Web Content: Should you focus on keywords or topics?

We all want our web pages and blog posts to reach our prospects. The trick is how to make that happen. The classic method is to find keywords and build our content around them. We would then sprinkle the keywords in our content. We use the keywords in our page or post name, in the page or post title, as well as in the meta description.

This technique still has a place; but, search engines are getting more intelligent. In the past search engines created lists of words and created indexes of web pages that contained those words.  They looked at keyword density and other factors to rank the pages with the keywords, and viola, here is your list of search results.

The results produced by this process did not always produce the best answers.  Results rankings were subject to gaming by keyword stuffing and other SEO techniques. Search engines are now using AI and more sophisticated search algorithms.   These derive the focus and meaning of your pages and posts. The search engine uses this information to deliver better results.  There have also been changes at the user end. The search engine will use your search phrase to determine your actual question.  They then answer your question by delivering a meaningful list of search results.

How does this impact how you write content for your pages and posts? The change is more in process than focus. Your goal remains to get your content in front of your audience. But you also want to meet their needs when they do arrive. To meet these goals, you must take a few steps back, so you can see the larger picture. I suggest the following process.

Step 1. Ignore keywords and think about the problem I am going to solve, or the need I am going to meet. For example, “I am going to provide great tasting pizza that uses wholesome ingredients”.  How does someone who wants great tasting pizza with wholesome ingredients find them?  Next you need to think of all the ways that this product is delivered. For example, are you offering a dine in experience, delivery, or frozen pizza in the grocery store (I know, work with me here!). Think about where you are offering your product. No matter how great your pizzeria in Cleveland it is of no interest to someone in Dallas.

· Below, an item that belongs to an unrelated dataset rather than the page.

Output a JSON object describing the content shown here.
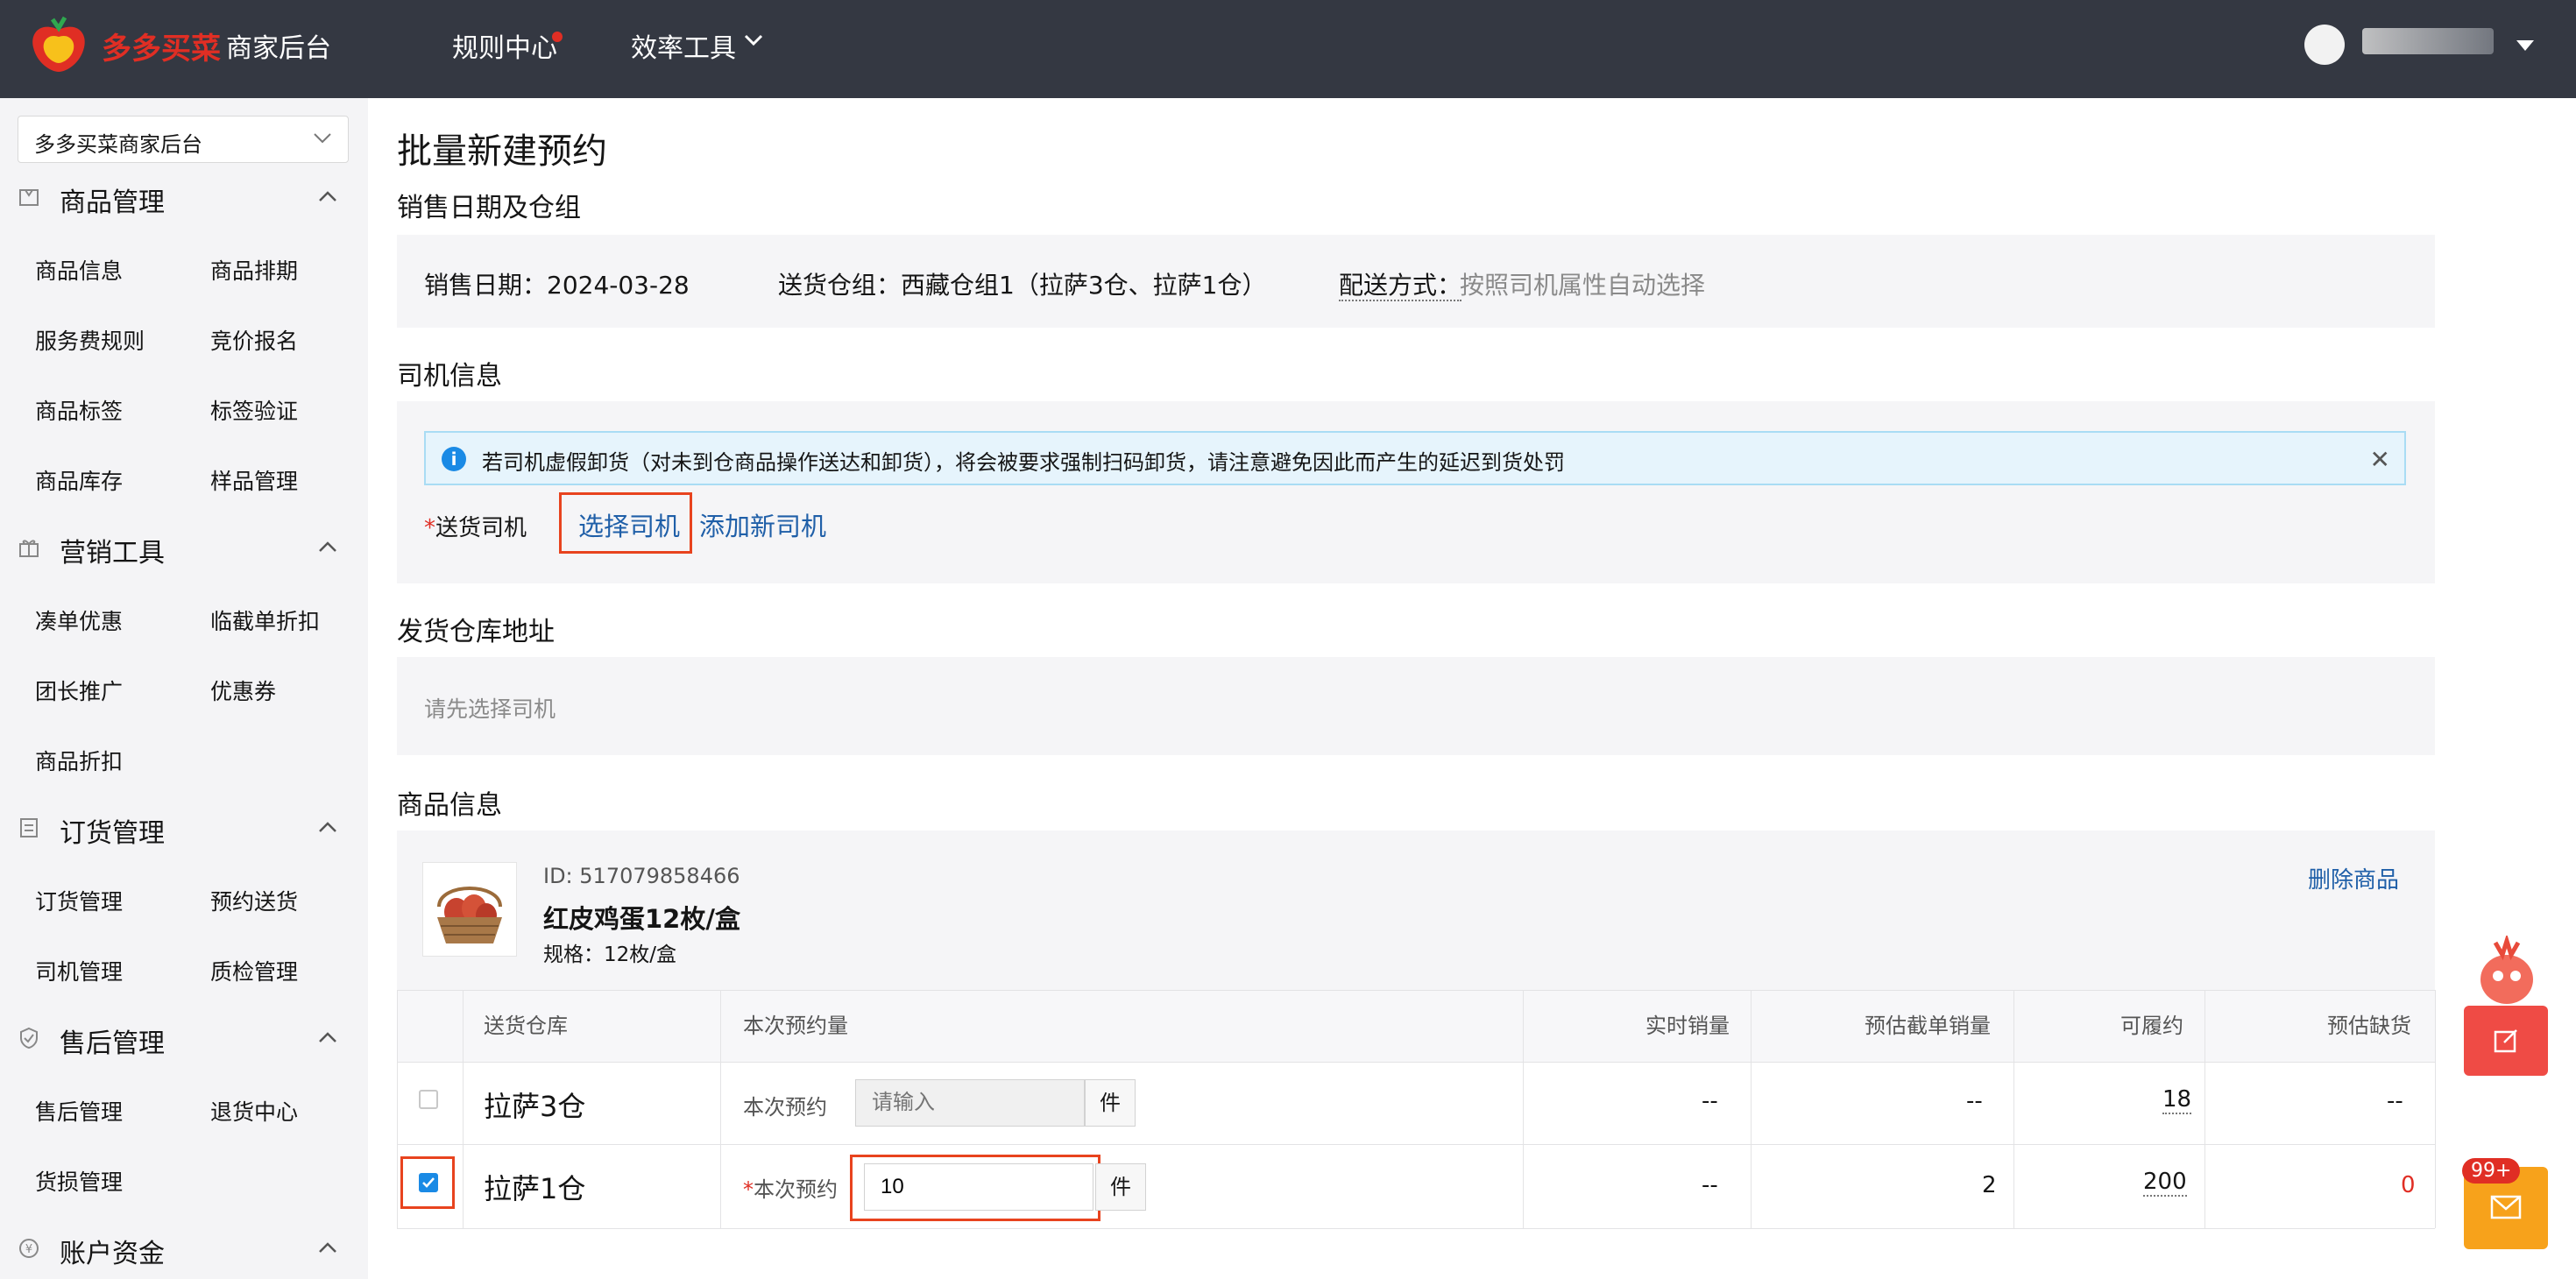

Step 2. I have now thought about how my prospect will find my product to meet his need. We know what is important to him, location, delivery method, ingredients.  We can now sit in front of our keyboard and pound out great content and be all set, correct? Well, not exactly. Now is the time to sit down in front of our keyboard and write our first draft. Write your content and then review it.

Does it answer all your prospects questions so that he can decide to become a customer?  Does your content show your commitment to quality and service? Is your content complete?  Will search engines value your content as useful and comprehensive?  (We will look at long form content with another article.) If your answer is yes, you are ready to move to the next step in your content creation journey.

Step 3. Steps 1 and 2 should yield content that will meet the needs of your prospects IF THEY FIND IT. I have now created great content that addresses the concept and topic of the need you are meeting. In this step I will move to a hybrid process in which I take my created content and do my keyword research. The goal is to make the keywords serve me, instead of me serving the keywords. Do not start out with a list of must have keywords. This will usually result in stilted and un-natural sounding content.

Look at the themes and concepts in the content and find keywords that serve the intent of the article. Find keywords that support the topic and focus of my page or post. Now that I have a list of keywords that I should be using I will analyze them for quality.  Look at their search volume. Look at the keyword difficulty. Look at each keyword’s click through rate.

This is old school SEO keyword research and it is still important. I now know which keywords are reflective of my content and have the best chance of success in meeting my goals. I use this knowledge to edit my content to include the keywords I have chosen. While editing I make sure that I do not damage the quality or clarity of my content when including my keywords.

This process will create content that meets your, and your prospects needs. If you have questions, let us know and we can talk about how we can help you.